Birmingham City's Player of the Season, Sebastian Larsson, has been named in the preliminary Sweden squad for the European Championships.

Larsson, who swept the board with six awards at the club's annual awards dinner at the ICC on Monday night, capped a week that began in deep disappointment on a high note by also being offered a new improved contract to keep him at St Andrew's.

The 22-year-old midfielder said after Sunday's 4-1 victory over Blackburn Rovers that he wanted to play in the Premier League but loved playing for Blues, who gave him his first real opportunity at first team level.

Larsson said on Sunday that he could not think about the European Championships, so deep was his disappointment at Blues' relegation, but now he will be fully focused on breaking into Lars Lagerback's full squad and he warned he wasn't going to Switzerland and Austria to watch from the touchline.

"If I do get into the Sweden squad I want to go over there, be involved and play in the games," he said. "I don't just want to be part of the squad." Two of his Birmingham team mates will also be on international duty in the coming weeks. Stephen Kelly and Colin Doyle have both been named in the first Republic of Ireland squad chosen by new manager Giovanni Trapattoni.

The Italian coach has selected a 28 man squad for the forthcoming training camp in Portugal and then home friendlies against Serbia on May 24 and Colombia on May 29.

In addition, tonight, midfielder Fabrice Muamba will be in action for England under-21s against Wales under-21s at the Racecourse Ground in Wrexham.

When the players return from international duty for pre-season training with the rest of the squad there will be two familiar faces missing. Head physiotherapist Neil McDiarmid and fitness coach Dan Harris have decided to leave the club.
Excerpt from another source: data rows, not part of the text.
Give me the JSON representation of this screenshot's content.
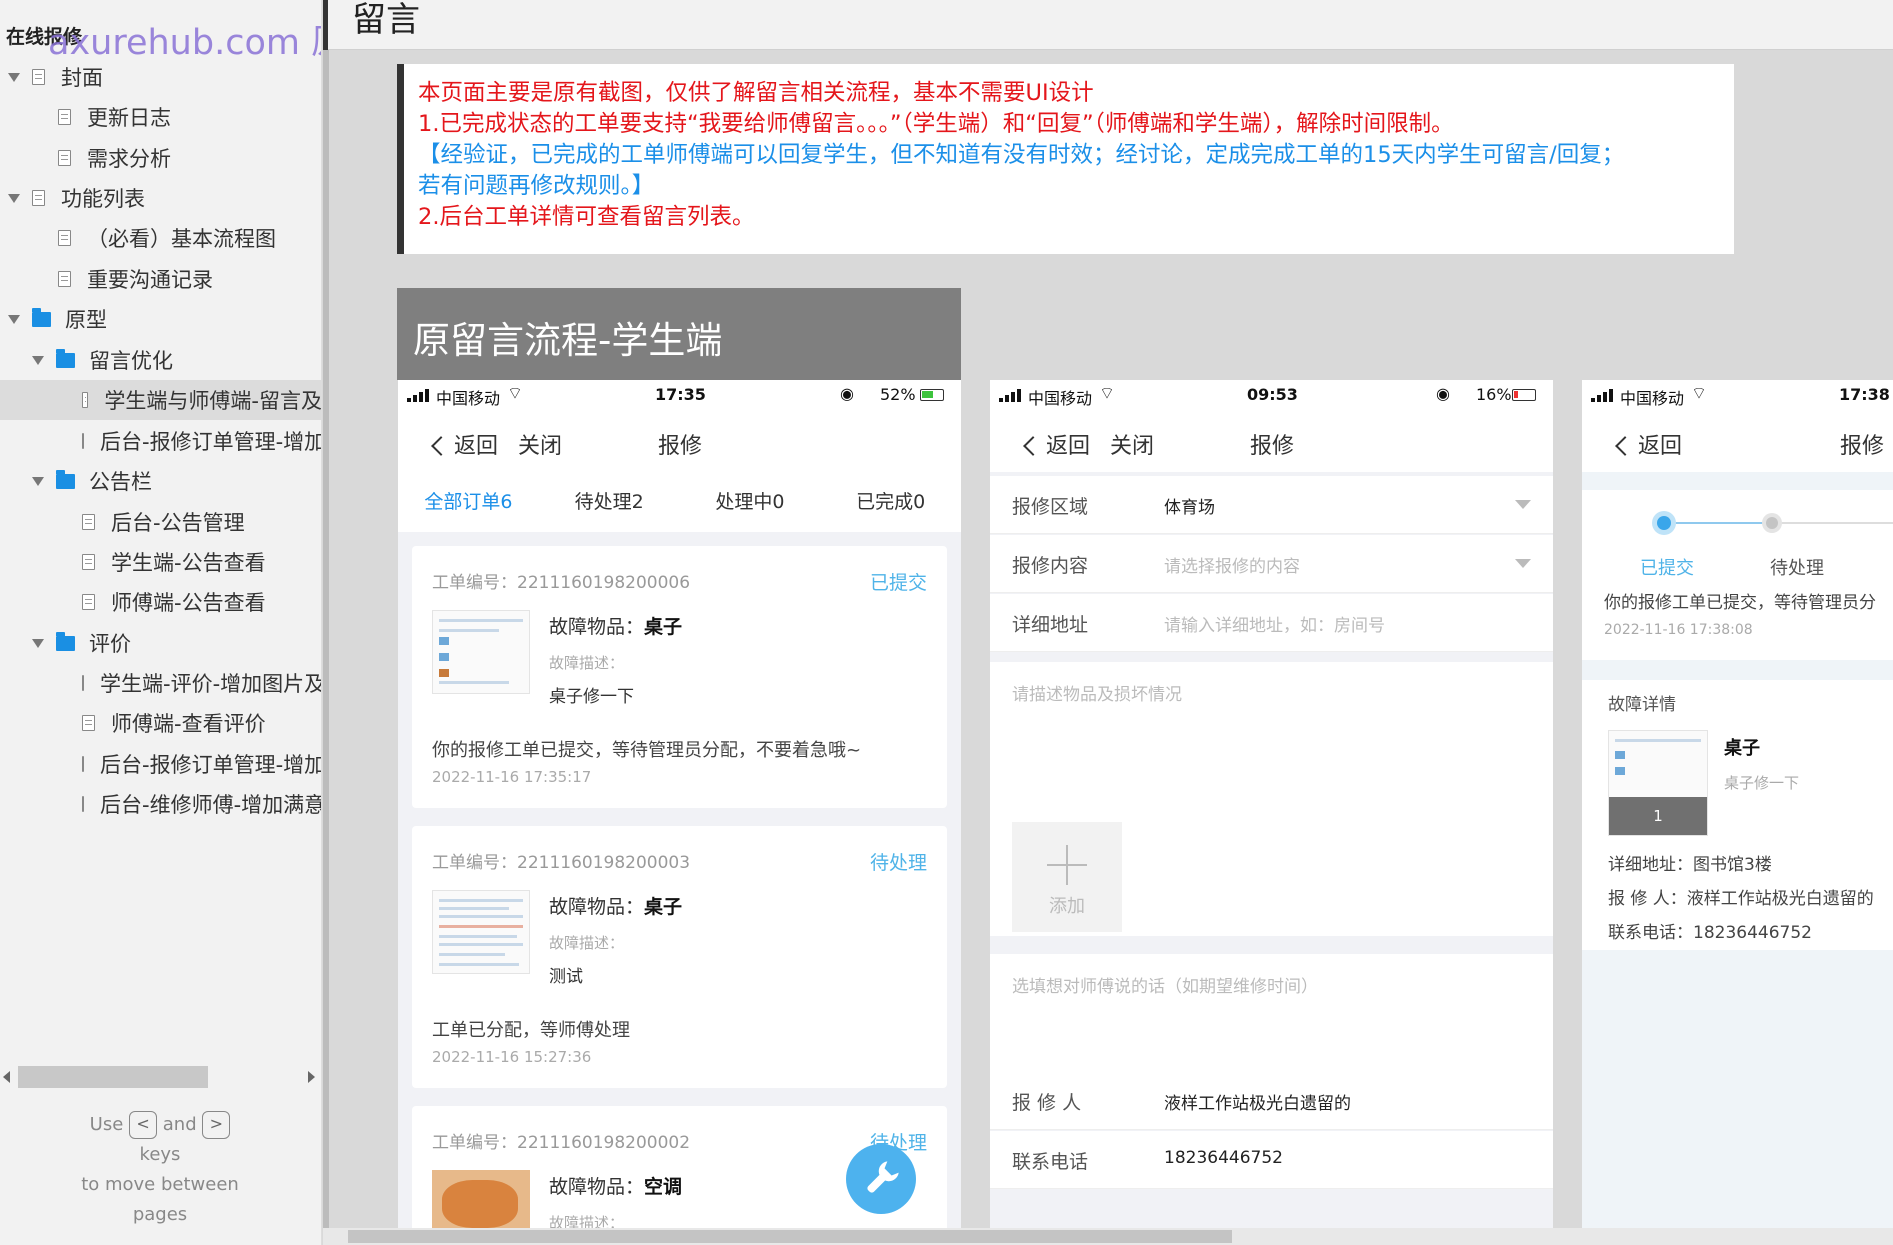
{
  "sidebar": {
    "project_title": "在线报修",
    "watermark": "axurehub.com 原型资源站",
    "items": [
      {
        "label": "封面"
      },
      {
        "label": "更新日志"
      },
      {
        "label": "需求分析"
      },
      {
        "label": "功能列表"
      },
      {
        "label": "（必看）基本流程图"
      },
      {
        "label": "重要沟通记录"
      },
      {
        "label": "原型"
      },
      {
        "label": "留言优化"
      },
      {
        "label": "学生端与师傅端-留言及"
      },
      {
        "label": "后台-报修订单管理-增加"
      },
      {
        "label": "公告栏"
      },
      {
        "label": "后台-公告管理"
      },
      {
        "label": "学生端-公告查看"
      },
      {
        "label": "师傅端-公告查看"
      },
      {
        "label": "评价"
      },
      {
        "label": "学生端-评价-增加图片及"
      },
      {
        "label": "师傅端-查看评价"
      },
      {
        "label": "后台-报修订单管理-增加"
      },
      {
        "label": "后台-维修师傅-增加满意"
      }
    ],
    "hint": {
      "use": "Use",
      "key_prev": "<",
      "and": "and",
      "key_next": ">",
      "keys": "keys",
      "to_move": "to move between",
      "pages": "pages"
    }
  },
  "page": {
    "heading": "留言"
  },
  "note": {
    "line1": "本页面主要是原有截图，仅供了解留言相关流程，基本不需要UI设计",
    "line2": "1.已完成状态的工单要支持“我要给师傅留言。。。”（学生端）和“回复”（师傅端和学生端），解除时间限制。",
    "line3": "【经验证，已完成的工单师傅端可以回复学生，但不知道有没有时效；经讨论，定成完成工单的15天内学生可留言/回复；",
    "line4": "若有问题再修改规则。】",
    "line5": "2.后台工单详情可查看留言列表。"
  },
  "panel_title": "原留言流程-学生端",
  "phone1": {
    "status": {
      "carrier": "中国移动",
      "time": "17:35",
      "battery": "52%"
    },
    "nav": {
      "back": "返回",
      "close": "关闭",
      "title": "报修"
    },
    "tabs": [
      "全部订单6",
      "待处理2",
      "处理中0",
      "已完成0"
    ],
    "orders": [
      {
        "no_label": "工单编号：2211160198200006",
        "status": "已提交",
        "item_label": "故障物品：",
        "item": "桌子",
        "desc_label": "故障描述：",
        "desc": "桌子修一下",
        "msg": "你的报修工单已提交，等待管理员分配，不要着急哦~",
        "time": "2022-11-16 17:35:17"
      },
      {
        "no_label": "工单编号：2211160198200003",
        "status": "待处理",
        "item_label": "故障物品：",
        "item": "桌子",
        "desc_label": "故障描述：",
        "desc": "测试",
        "msg": "工单已分配，等师傅处理",
        "time": "2022-11-16 15:27:36"
      },
      {
        "no_label": "工单编号：2211160198200002",
        "status": "待处理",
        "item_label": "故障物品：",
        "item": "空调",
        "desc_label": "故障描述："
      }
    ],
    "fab_icon": "wrench-icon"
  },
  "phone2": {
    "status": {
      "carrier": "中国移动",
      "time": "09:53",
      "battery": "16%"
    },
    "nav": {
      "back": "返回",
      "close": "关闭",
      "title": "报修"
    },
    "area_label": "报修区域",
    "area_value": "体育场",
    "content_label": "报修内容",
    "content_placeholder": "请选择报修的内容",
    "address_label": "详细地址",
    "address_placeholder": "请输入详细地址，如：房间号",
    "describe_placeholder": "请描述物品及损坏情况",
    "add_label": "添加",
    "message_placeholder": "选填想对师傅说的话（如期望维修时间）",
    "reporter_label": "报 修 人",
    "reporter_value": "液样工作站极光白遗留的",
    "phone_label": "联系电话",
    "phone_value": "18236446752"
  },
  "phone3": {
    "status": {
      "carrier": "中国移动",
      "time": "17:38"
    },
    "nav": {
      "back": "返回",
      "title": "报修"
    },
    "steps": [
      "已提交",
      "待处理"
    ],
    "progress_msg": "你的报修工单已提交，等待管理员分",
    "progress_time": "2022-11-16 17:38:08",
    "detail_title": "故障详情",
    "item": "桌子",
    "desc": "桌子修一下",
    "img_count": "1",
    "address": "详细地址：图书馆3楼",
    "reporter": "报 修 人：液样工作站极光白遗留的",
    "contact": "联系电话：18236446752"
  },
  "colors": {
    "accent_blue": "#1b8fe8",
    "note_red": "#e4161b",
    "status_blue": "#4fb3e8"
  }
}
McDiarmid has ended his 14-year association with the club to concentrate on his private practice while fitness coach Harris is taking up a new role with Premier League new boys West Bromwich Albion. McDiarmid's departure will be a particular blow to Blues.

"I'd like to say a big farewell to Neil who has given the club long and fantastic service and we wish him well with his private business," said manager Alex McLeish. "We know that we've always got a friend there and someone we can call on if we need his advice on medical matters.

"Again we wish Dan a successful future. It was great working with him and the players applied themselves and had the utmost respect for him.

"Dan has left a good infrastructure here on the fitness and science side of the game and it's important that we keep that intact because it's gathered momentum.

"We don't want to pull the rug from under any of that just now because it would mean we have to start again."

Blues have launched an investigation to identify the fans who wrecked the goalposts at the Tilton Road end after Sunday's final game of the season. The damage, caused during the protests directed at the Board of directors following relegation, is estimated at £3,000.

CCTV footage will be studied and those identified could face banning orders for the start of the new season.

The club said in a statement: "Birmingham City have received a high volume of letters and e-mails from genuine supporters 'dismayed' by the actions of many so-called 'fans' following our recent game against Blackburn Rovers.

"The club has a zero-tolerance stance on this type of behaviour and are working closely with West Midlands Police concerning this matter.

"CCTV footage has already been handed over to the Football Intelligence department in order to attempt to identify those individuals involved with a view to arrest and a recommendation to the courts that banning orders be implemented.

"The club will also instigate its own banning orders against anyone found guilty of this act."

Head groundsman Martin Kelly has also hit out at the culprits and claims the vandalism left him feeling 'totally numb'.

"I realise now that it wasn't the club's genuine fans that did this as our fans are great and wouldn't do that to their own stadium," he said. "As I watched it happening, I couldn't believe it and felt totally numb.

"Regardless of whatever those people were thinking at the time, to go onto their own club's pitch and vandalise the goals as they did was completely wrong and three days after the event I still can't take it in."